- What's it like? What is attendant care really like? People in your home . . .
- I wasn't expecting this It's a shock, the accident, all these people coming into our house
- Expectations- - - reality Constantly adjusting, changing and managing my expectations
- My house needs modification We needed a ramp, bathroom modifications . . .
- My home - - - a workplace The challenges of my home being a workplace
- My worker - - - a professional Relating with professional workers
- We are all working to achieve goals Working as a team to achieve goals
- We are still grieving I am still grieving and so are my family
- My worker needs training Typical training includes . . .
- Everyone is affected Everyone, family and friends are all affected.
- My cultural background is . . . There are cultural differences & workers need to be culturally competent
- I live in a rural area There are some unique benefits and challenges in rural areas
- My family is. . . My family is messy and complicated and that impacts on attendant care
- My service provider is. . . My service provider isn't working out
- My case manager. . . My case manager gets all the pieces to work together
My cultural background is . . .
My cultural background is . . .
There are cultural differences & workers need to be culturally competent.
I want my workers to respect me and how we do things; to respect my beliefs and values.
Workers have their own beliefs and values but when they are in my home I want my beliefs and values respected.
All of us are cultural beings. All of us have culture. Our culture shapes how we see the world and make sense of it. Culture influences all of our behaviours and interactions. Culture defines core values.
In Australia there are people from many different cultural backgrounds.
One of the big challenges is to work cross culturally – for you and your worker to respectively understand each other’s culture.
When things are working well some of the things you would notice are:
- Your worker asks you about your family’s culture and beliefs
- You are able to explain your culture and beliefs to the worker.
This can then mean things like the worker:
- Cooking culturally appropriate meals when helping with meal preparation.
- Being aware of and taking into account the cultural significance of gender roles.
- Being aware of and taking into account the significance of religious beliefs.
There can be sensitivities around cultural issues as well.
With younger clients privacy and for children in particular sensitivity around how that child was handled, particularly for people of some ethnic backgrounds.
I have a client whose parents are very unhappy for her shoulders or her arms to be exposed. So the care agency needs to be aware that when they are dressing her, each time that they are dressing her in a manner that is in line with what the parents’ wishes are or what parents have expressed their wishes to be.
I have an indigenous client and I found that there is a need to involve the extended family to quite a significant degree because in the indigenous culture that is just the way they operate. And that’s the preference. And there is a massive benefit to that because you can tap into different resources that exist within that extended family.
So, it’s just a matter of having the clients trust you sufficiently to tell you what they want and what they are comfortable with.
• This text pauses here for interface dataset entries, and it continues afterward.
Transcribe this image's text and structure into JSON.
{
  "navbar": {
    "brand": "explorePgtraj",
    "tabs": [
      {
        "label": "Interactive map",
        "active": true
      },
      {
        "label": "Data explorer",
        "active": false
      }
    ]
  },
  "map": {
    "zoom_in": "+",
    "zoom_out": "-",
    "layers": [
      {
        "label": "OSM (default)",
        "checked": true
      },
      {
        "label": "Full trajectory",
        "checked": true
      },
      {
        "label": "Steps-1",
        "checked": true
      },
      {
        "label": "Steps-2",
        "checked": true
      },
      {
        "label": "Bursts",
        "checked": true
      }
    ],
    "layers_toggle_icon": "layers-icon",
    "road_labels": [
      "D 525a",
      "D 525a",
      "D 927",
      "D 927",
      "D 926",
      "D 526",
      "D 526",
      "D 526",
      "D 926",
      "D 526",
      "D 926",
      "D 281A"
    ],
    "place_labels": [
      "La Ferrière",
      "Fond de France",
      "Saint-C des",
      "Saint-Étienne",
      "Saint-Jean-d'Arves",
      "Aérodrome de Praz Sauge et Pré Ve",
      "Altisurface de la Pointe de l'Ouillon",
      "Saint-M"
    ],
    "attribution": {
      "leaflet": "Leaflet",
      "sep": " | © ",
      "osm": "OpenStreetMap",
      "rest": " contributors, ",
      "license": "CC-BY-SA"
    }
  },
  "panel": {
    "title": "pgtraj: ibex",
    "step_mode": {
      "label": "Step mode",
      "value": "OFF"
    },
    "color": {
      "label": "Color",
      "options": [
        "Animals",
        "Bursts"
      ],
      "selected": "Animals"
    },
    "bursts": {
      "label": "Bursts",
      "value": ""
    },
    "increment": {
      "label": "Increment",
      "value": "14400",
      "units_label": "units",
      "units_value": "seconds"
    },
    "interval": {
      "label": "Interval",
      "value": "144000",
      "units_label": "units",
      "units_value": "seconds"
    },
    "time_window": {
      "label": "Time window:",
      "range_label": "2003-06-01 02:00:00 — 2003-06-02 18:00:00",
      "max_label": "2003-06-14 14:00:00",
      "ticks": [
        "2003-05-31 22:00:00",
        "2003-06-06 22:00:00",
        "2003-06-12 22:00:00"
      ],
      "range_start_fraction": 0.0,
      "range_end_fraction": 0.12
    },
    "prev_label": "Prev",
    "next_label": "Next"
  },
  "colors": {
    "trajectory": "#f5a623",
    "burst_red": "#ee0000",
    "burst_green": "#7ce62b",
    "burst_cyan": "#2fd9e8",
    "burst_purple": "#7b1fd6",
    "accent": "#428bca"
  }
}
Because initially we are all strangers to the client and that trust doesn’t come overnight. So it’s something that has to be worked at on both sides so that the communication can be honest and frank and the services can then be tailored to fit in with what’s going to work best because there is little point otherwise.
Cultural issues can be significant especially if there is a language barrier or with some older people that we’ve had in the scheme who were very new to Australia. English is their second language and there are some culturally specific things that can really only be delivered by somebody who has an understanding of that culture.
We have a few Asian participants in our scheme who are Chinese speaking and have some preferences around food, and the style of the food that they like to eat, and the time of day when they like to eat. And other people that are familiar with those cultural things can deliver that, so it can be very important.
I’ve got a young Muslim man and he wants men delivering his care. He doesn’t really want women to deliver his care. I think for him it is a part of his culture and a part of his religion. And that’s been challenging because if someone needs a lot of care that’s really hard to get just male carers. We’ve managed to get that and he’s very happy with that. So that’s working well.
There can be cultural, social expectations around who is going to deliver the care and care agencies try to meet those needs. Sometimes there is a need for compromise as well. Just depending on again where you are located, how many care agencies are in that area and what they can cater for.
Lifetime Care Coordinator